#### [TASK INPUTS]
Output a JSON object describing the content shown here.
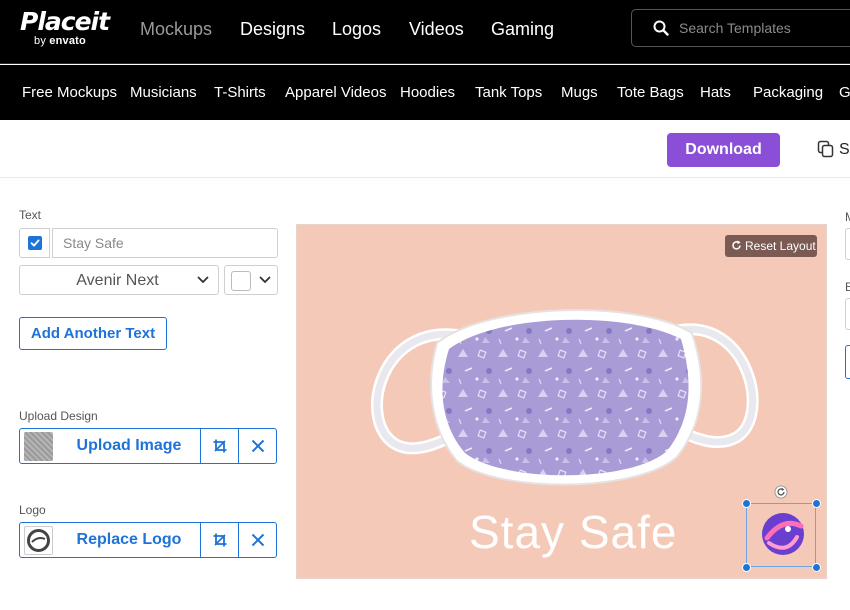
{
  "header": {
    "logo": {
      "brand": "Placeit",
      "by": "by",
      "envato": "envato"
    },
    "nav": [
      "Mockups",
      "Designs",
      "Logos",
      "Videos",
      "Gaming"
    ],
    "active_nav": "Mockups",
    "search": {
      "placeholder": "Search Templates"
    }
  },
  "categories": [
    "Free Mockups",
    "Musicians",
    "T-Shirts",
    "Apparel Videos",
    "Hoodies",
    "Tank Tops",
    "Mugs",
    "Tote Bags",
    "Hats",
    "Packaging",
    "Ga"
  ],
  "toolbar": {
    "download_label": "Download",
    "save_label": "Sa"
  },
  "editor": {
    "text_section": {
      "label": "Text",
      "checked": true,
      "text_placeholder": "Stay Safe",
      "font": "Avenir Next",
      "color": "#ffffff",
      "add_button": "Add Another Text"
    },
    "upload_section": {
      "label": "Upload Design",
      "button": "Upload Image"
    },
    "logo_section": {
      "label": "Logo",
      "button": "Replace Logo"
    }
  },
  "preview": {
    "reset_label": "Reset Layout",
    "overlay_text": "Stay Safe",
    "background": "#f5c9b8",
    "mask_color": "#a99bd6"
  },
  "right_panel": {
    "labels": [
      "M",
      "E"
    ]
  },
  "colors": {
    "accent": "#1e73d8",
    "download": "#8a4fd6",
    "nav_bg": "#000000"
  }
}
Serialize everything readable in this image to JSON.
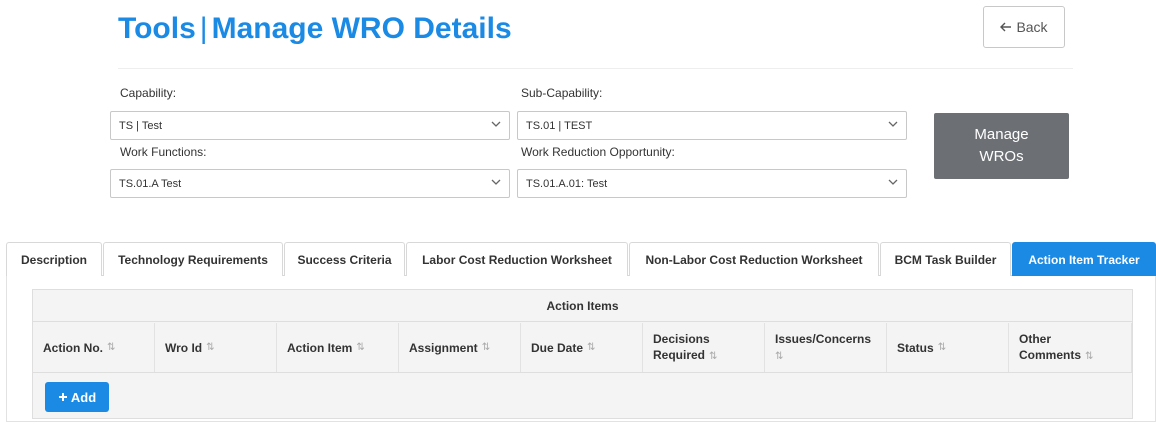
{
  "header": {
    "title_part1": "Tools",
    "title_separator": "|",
    "title_part2": "Manage WRO Details",
    "back_label": "Back",
    "back_icon": "arrow-left-icon"
  },
  "form": {
    "capability": {
      "label": "Capability:",
      "value": "TS | Test"
    },
    "sub_capability": {
      "label": "Sub-Capability:",
      "value": "TS.01 | TEST"
    },
    "work_functions": {
      "label": "Work Functions:",
      "value": "TS.01.A Test"
    },
    "wro": {
      "label": "Work Reduction Opportunity:",
      "value": "TS.01.A.01: Test"
    },
    "manage_button": {
      "line1": "Manage",
      "line2": "WROs"
    }
  },
  "tabs": [
    {
      "label": "Description",
      "active": false
    },
    {
      "label": "Technology Requirements",
      "active": false
    },
    {
      "label": "Success Criteria",
      "active": false
    },
    {
      "label": "Labor Cost Reduction Worksheet",
      "active": false
    },
    {
      "label": "Non-Labor Cost Reduction Worksheet",
      "active": false
    },
    {
      "label": "BCM Task Builder",
      "active": false
    },
    {
      "label": "Action Item Tracker",
      "active": true
    }
  ],
  "table": {
    "caption": "Action Items",
    "columns": [
      {
        "line1": "Action No.",
        "line2": ""
      },
      {
        "line1": "Wro Id",
        "line2": ""
      },
      {
        "line1": "Action Item",
        "line2": ""
      },
      {
        "line1": "Assignment",
        "line2": ""
      },
      {
        "line1": "Due Date",
        "line2": ""
      },
      {
        "line1": "Decisions",
        "line2": "Required"
      },
      {
        "line1": "Issues/Concerns",
        "line2": ""
      },
      {
        "line1": "Status",
        "line2": ""
      },
      {
        "line1": "Other",
        "line2": "Comments"
      }
    ],
    "sort_icon": "sort-icon",
    "sort_glyph": "⇅",
    "add_label": "Add",
    "add_icon": "plus-icon"
  },
  "colors": {
    "accent": "#1a8ae5",
    "manage_button": "#6c7075"
  }
}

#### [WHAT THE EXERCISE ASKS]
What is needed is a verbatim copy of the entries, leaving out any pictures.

#### [RESULT FOR THIS EXERCISE]
Output a JSON object describing the content shown here.
{
  "header": {
    "logo": {
      "brand": "Placeit",
      "by": "by",
      "envato": "envato"
    },
    "nav": [
      "Mockups",
      "Designs",
      "Logos",
      "Videos",
      "Gaming"
    ],
    "active_nav": "Mockups",
    "search": {
      "placeholder": "Search Templates"
    }
  },
  "categories": [
    "Free Mockups",
    "Musicians",
    "T-Shirts",
    "Apparel Videos",
    "Hoodies",
    "Tank Tops",
    "Mugs",
    "Tote Bags",
    "Hats",
    "Packaging",
    "Ga"
  ],
  "toolbar": {
    "download_label": "Download",
    "save_label": "Sa"
  },
  "editor": {
    "text_section": {
      "label": "Text",
      "checked": true,
      "text_placeholder": "Stay Safe",
      "font": "Avenir Next",
      "color": "#ffffff",
      "add_button": "Add Another Text"
    },
    "upload_section": {
      "label": "Upload Design",
      "button": "Upload Image"
    },
    "logo_section": {
      "label": "Logo",
      "button": "Replace Logo"
    }
  },
  "preview": {
    "reset_label": "Reset Layout",
    "overlay_text": "Stay Safe",
    "background": "#f5c9b8",
    "mask_color": "#a99bd6"
  },
  "right_panel": {
    "labels": [
      "M",
      "E"
    ]
  },
  "colors": {
    "accent": "#1e73d8",
    "download": "#8a4fd6",
    "nav_bg": "#000000"
  }
}
Serialize everything readable in this image to JSON.
{
  "header": {
    "title_part1": "Tools",
    "title_separator": "|",
    "title_part2": "Manage WRO Details",
    "back_label": "Back",
    "back_icon": "arrow-left-icon"
  },
  "form": {
    "capability": {
      "label": "Capability:",
      "value": "TS | Test"
    },
    "sub_capability": {
      "label": "Sub-Capability:",
      "value": "TS.01 | TEST"
    },
    "work_functions": {
      "label": "Work Functions:",
      "value": "TS.01.A Test"
    },
    "wro": {
      "label": "Work Reduction Opportunity:",
      "value": "TS.01.A.01: Test"
    },
    "manage_button": {
      "line1": "Manage",
      "line2": "WROs"
    }
  },
  "tabs": [
    {
      "label": "Description",
      "active": false
    },
    {
      "label": "Technology Requirements",
      "active": false
    },
    {
      "label": "Success Criteria",
      "active": false
    },
    {
      "label": "Labor Cost Reduction Worksheet",
      "active": false
    },
    {
      "label": "Non-Labor Cost Reduction Worksheet",
      "active": false
    },
    {
      "label": "BCM Task Builder",
      "active": false
    },
    {
      "label": "Action Item Tracker",
      "active": true
    }
  ],
  "table": {
    "caption": "Action Items",
    "columns": [
      {
        "line1": "Action No.",
        "line2": ""
      },
      {
        "line1": "Wro Id",
        "line2": ""
      },
      {
        "line1": "Action Item",
        "line2": ""
      },
      {
        "line1": "Assignment",
        "line2": ""
      },
      {
        "line1": "Due Date",
        "line2": ""
      },
      {
        "line1": "Decisions",
        "line2": "Required"
      },
      {
        "line1": "Issues/Concerns",
        "line2": ""
      },
      {
        "line1": "Status",
        "line2": ""
      },
      {
        "line1": "Other",
        "line2": "Comments"
      }
    ],
    "sort_icon": "sort-icon",
    "sort_glyph": "⇅",
    "add_label": "Add",
    "add_icon": "plus-icon"
  },
  "colors": {
    "accent": "#1a8ae5",
    "manage_button": "#6c7075"
  }
}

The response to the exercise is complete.